THE BLOG
12/03/2015 13:35 GMT | Updated 12/05/2015 06:59 BST

The Job Is Not "Done" When It Comes to Youth Unemployment

As we head into an economic recovery, and with unemployment levels at the lowest they've been in years, you couldn't really blame some for thinking that the 'job's done' when it comes to youth employment. However, this couldn't be further from the truth - while youth unemployment figures have fallen, 13.1% of all UK 16-24 year olds were still unemployed in the fourth quarter of 2014. With this in mind, it's crucial that the next government acknowledge, and follow through with, the important work that still needs to be done.

It's vital that emphasis is placed on assisting young people who are still suffering from the effects of the last recession. Helping youngsters access more training opportunities and apprenticeships will enable them to make informed decisions about their career path and, in theory, gain employment faster and more successfully. In order to bring about change, recommendations need to be made, pinpointing exactly what needs to be done and how.

The government must be challenged to make these kind of changes so that we can create a generation that no longer feels lost or bereft of employment prospects; a "found generation". Not only will this save billions of pounds in public finance, it will also help with the wider economy, reduce crime, support skills shortages, and boost our nation's productivity. The possibilities are endless.

Last week, Central YMCA launched its Pathways Into Employment Manifesto 2015 at the House of Commons. The manifesto highlights eight key steps that we see as essential in reaching our goal of helping more young people step into a brighter future.

The eight recommendations below include a variety of actions aimed at schools, businesses and training providers:

1. Changes to how Ofsted grades training providers that run programmes for hard-to-reach groups. More emphasis should be placed on the context of training and the learner's journey than on final grades.

2. Greater workplace engagement between schools and local businesses.

3. Full cost recovery for training to those aged 19 and older in certain sectors where it's not possible to employ younger apprentices such as healthcare or personal training.

4. A review of careers guidance policy in schools to better help young people make crucial decisions about their futures.

5. Removal of the 16-hour rule for young people in full-time skills study programmes.

6. An end to the negative impact on housing benefits which is causing many young people to abandon their training.

7. Prompt conclusion of and reporting on Trailblazer pilot phases, to ensure related funding models provide greater flexibility.

8. To improve the service of Jobcentre Plus in getting young people into work and to increase partnerships with training providers and local businesses.

In support of the manifesto YMCA has also published a report entitled: Two Futures: The Lost and Found Generation. This full scale report illustrates the situation many young people in the UK are facing today and will continue to face in the future if certain actions are not taken.

The actions we take now will remain with us for a lifetime, just as the impact of sustained unemployment for young people will last for the rest of theirs.

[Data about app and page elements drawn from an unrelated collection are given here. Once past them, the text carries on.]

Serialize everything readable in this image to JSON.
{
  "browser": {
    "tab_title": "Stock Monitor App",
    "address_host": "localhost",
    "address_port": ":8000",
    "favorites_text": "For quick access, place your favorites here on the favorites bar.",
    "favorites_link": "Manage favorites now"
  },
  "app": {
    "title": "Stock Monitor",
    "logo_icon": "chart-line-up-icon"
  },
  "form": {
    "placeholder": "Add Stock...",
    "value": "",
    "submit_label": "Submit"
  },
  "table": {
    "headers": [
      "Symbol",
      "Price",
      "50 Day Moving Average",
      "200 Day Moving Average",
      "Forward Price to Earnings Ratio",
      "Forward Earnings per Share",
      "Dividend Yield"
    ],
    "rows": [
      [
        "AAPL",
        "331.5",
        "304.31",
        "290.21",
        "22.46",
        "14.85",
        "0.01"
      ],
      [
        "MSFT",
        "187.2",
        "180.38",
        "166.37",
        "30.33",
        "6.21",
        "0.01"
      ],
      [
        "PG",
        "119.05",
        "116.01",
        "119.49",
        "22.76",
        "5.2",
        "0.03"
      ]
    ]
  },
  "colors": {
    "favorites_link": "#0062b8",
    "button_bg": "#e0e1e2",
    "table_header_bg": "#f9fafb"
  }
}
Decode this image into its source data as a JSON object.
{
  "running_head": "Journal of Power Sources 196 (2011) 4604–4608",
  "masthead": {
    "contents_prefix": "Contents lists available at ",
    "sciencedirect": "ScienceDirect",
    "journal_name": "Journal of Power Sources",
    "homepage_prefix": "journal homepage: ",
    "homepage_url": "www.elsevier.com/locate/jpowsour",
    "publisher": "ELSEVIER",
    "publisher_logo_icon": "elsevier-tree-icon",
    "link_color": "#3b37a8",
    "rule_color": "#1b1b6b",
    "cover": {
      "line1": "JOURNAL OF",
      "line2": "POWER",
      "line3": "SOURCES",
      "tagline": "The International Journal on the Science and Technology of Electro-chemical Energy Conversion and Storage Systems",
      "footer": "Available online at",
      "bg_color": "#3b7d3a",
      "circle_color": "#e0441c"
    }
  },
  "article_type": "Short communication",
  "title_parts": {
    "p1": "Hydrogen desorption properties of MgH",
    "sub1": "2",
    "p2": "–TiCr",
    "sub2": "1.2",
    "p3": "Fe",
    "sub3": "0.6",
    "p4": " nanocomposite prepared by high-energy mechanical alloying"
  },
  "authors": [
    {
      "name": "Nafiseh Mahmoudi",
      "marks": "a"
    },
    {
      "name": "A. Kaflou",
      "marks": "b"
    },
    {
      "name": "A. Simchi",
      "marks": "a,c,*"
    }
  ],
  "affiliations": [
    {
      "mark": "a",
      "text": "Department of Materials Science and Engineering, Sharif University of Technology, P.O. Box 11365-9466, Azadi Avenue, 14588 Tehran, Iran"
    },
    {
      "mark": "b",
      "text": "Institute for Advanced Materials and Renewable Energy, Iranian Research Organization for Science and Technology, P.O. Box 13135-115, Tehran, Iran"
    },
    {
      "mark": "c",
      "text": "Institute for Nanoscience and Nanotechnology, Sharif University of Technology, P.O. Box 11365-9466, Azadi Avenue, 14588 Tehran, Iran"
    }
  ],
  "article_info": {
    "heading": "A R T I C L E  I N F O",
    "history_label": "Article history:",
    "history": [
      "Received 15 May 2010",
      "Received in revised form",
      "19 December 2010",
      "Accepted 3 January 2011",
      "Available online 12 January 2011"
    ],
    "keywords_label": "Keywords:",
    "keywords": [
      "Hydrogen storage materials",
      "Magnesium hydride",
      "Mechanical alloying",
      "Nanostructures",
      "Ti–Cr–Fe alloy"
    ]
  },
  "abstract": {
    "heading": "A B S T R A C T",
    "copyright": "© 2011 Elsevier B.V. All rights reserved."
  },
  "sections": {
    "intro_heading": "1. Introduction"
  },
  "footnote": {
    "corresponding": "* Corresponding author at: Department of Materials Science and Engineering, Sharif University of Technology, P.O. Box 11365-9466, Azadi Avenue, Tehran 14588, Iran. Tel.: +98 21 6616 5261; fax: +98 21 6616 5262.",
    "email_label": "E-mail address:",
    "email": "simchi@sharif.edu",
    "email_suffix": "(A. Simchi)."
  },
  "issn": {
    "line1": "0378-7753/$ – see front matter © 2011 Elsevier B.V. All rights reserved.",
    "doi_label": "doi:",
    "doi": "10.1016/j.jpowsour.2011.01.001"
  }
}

Efforts need to be made immediately to ensure rates of youth unemployment are reduced and that the opportunities created by economic recovery are shared by all young members of UK society. Helping them is not simply an economic exercise, but a responsibility we owe to our fellow citizens.